R R Bowker
Bacteriology, Disease, Analogy, Railways, Utility, Aesthetics, Sanitation, Architecture
Notes that the philanthropist Octavia Hill 'does not believe in hemming in work with the circumference of an association, but in providing centres whence good work may radiate, as the light streams from the sun', and observes, 'There is a germ theory of disease: this is the germ theory of cure' (770). Describes various plans for improving urban dwellings of the poor, but insists that the 'small house is the ideal home, and the "working-men's trains" of the suburban railways are doing missionary work. The Great Eastern Railway carries workmen to and from Enfield (eleven miles out) for a penny the trip' (779). Also remarks that 'One of the New York art galleries, in 1879, saw a strange sight: beauty had gracefully made way for utility, and instead of pictures, mysterious diagrams adorned the walls. These were plans in competition for a prize offered by The Sanitary Engineer for the best treatment of a city lot [...] for tenement purposes' (780). The winning design was 'what came to be known as "the dumb-bell plan"' which ensures that every apartment in a block 'has its own separate wash-room, and its own water-closet and ash-shoot' and no 'room or closet in any of the buildings is without a window opening upon the outer air' (781–82).
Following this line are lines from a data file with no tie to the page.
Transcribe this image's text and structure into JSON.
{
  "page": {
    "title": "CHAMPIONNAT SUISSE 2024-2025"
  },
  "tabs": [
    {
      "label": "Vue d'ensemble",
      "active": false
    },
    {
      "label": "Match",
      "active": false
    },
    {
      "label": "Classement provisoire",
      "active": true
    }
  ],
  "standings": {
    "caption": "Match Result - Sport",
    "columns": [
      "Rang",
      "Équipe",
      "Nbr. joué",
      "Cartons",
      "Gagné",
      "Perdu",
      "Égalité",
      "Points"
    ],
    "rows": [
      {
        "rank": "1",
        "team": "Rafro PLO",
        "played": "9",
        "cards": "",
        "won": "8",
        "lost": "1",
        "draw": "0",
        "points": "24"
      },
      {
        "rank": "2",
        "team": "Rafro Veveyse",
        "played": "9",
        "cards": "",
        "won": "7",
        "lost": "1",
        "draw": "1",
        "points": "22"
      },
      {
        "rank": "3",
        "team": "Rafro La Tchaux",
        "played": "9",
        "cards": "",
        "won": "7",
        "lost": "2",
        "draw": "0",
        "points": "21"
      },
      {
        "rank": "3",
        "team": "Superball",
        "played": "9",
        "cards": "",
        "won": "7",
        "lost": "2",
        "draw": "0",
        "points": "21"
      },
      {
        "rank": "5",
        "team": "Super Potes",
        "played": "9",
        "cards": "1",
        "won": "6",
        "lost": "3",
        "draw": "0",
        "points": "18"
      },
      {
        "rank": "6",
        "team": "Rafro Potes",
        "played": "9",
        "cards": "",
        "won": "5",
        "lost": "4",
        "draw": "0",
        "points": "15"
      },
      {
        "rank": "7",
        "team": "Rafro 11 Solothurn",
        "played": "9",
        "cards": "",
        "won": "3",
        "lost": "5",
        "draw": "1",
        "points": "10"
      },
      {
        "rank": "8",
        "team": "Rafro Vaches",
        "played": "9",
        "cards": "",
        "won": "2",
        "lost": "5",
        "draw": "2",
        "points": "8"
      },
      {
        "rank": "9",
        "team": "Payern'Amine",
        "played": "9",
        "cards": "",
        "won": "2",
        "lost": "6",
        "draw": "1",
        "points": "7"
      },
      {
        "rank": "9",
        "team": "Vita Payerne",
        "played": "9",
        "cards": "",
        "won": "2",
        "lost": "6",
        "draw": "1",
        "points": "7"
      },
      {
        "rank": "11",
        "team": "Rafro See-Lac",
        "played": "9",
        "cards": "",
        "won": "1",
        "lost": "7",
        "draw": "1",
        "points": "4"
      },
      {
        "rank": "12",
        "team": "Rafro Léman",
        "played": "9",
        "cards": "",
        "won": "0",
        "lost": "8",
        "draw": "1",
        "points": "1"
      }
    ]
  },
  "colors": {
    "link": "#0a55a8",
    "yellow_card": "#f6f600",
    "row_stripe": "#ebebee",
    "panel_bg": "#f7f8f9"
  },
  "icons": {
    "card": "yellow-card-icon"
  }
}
© Science in the Nineteenth-Century Periodical Project, Universities of Leeds and Sheffield, 2005 - 2020
Printed from Science in the Nineteenth-Century Periodical: An Electronic Index, v. 4.0, The Digital Humanities Institute <http://www.sciper.org> [accessed ]